[Stored dataset items]
§ §

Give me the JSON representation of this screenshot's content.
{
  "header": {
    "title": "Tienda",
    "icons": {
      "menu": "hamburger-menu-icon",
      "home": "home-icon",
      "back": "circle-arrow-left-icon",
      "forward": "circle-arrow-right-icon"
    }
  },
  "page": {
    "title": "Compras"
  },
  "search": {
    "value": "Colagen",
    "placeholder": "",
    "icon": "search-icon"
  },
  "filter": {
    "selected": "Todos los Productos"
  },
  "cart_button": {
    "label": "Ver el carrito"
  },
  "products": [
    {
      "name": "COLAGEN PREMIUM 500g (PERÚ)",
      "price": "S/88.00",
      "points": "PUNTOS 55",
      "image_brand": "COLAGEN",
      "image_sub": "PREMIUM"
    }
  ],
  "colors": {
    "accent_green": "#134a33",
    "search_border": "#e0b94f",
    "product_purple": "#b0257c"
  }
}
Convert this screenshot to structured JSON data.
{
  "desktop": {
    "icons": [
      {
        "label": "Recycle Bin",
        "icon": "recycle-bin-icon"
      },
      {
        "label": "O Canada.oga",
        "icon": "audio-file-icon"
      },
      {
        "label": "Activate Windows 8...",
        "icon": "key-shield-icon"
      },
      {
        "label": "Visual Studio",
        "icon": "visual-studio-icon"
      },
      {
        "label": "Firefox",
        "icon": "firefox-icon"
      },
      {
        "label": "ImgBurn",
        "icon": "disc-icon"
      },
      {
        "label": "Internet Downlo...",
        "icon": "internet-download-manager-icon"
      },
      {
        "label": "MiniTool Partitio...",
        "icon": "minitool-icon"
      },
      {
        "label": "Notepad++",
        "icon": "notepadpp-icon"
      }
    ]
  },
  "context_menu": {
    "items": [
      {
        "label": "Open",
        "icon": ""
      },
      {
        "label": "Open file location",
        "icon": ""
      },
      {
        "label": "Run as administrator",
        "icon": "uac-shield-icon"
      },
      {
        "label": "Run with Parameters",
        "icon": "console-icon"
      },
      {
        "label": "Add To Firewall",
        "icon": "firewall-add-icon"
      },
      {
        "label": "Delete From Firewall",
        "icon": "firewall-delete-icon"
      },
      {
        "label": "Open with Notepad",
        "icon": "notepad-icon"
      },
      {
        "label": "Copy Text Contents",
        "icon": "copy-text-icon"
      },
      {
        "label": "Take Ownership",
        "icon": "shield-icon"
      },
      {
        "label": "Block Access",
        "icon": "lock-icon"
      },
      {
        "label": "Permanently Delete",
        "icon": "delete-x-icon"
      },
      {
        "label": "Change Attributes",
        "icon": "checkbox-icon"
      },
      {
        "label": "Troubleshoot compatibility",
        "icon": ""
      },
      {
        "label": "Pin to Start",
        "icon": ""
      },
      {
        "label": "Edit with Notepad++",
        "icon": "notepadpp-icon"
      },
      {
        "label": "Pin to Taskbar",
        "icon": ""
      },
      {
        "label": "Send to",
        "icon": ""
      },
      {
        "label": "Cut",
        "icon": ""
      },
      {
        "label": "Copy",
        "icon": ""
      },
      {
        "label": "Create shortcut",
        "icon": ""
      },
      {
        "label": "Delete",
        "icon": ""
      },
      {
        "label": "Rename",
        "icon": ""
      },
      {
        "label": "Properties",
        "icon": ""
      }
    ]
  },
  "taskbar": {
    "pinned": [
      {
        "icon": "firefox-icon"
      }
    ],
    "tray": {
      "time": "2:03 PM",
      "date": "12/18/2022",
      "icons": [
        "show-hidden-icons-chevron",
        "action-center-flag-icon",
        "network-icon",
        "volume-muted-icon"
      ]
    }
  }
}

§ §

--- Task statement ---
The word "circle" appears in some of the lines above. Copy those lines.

--- Answer box ---
      "back": "circle-arrow-left-icon",
      "forward": "circle-arrow-right-icon"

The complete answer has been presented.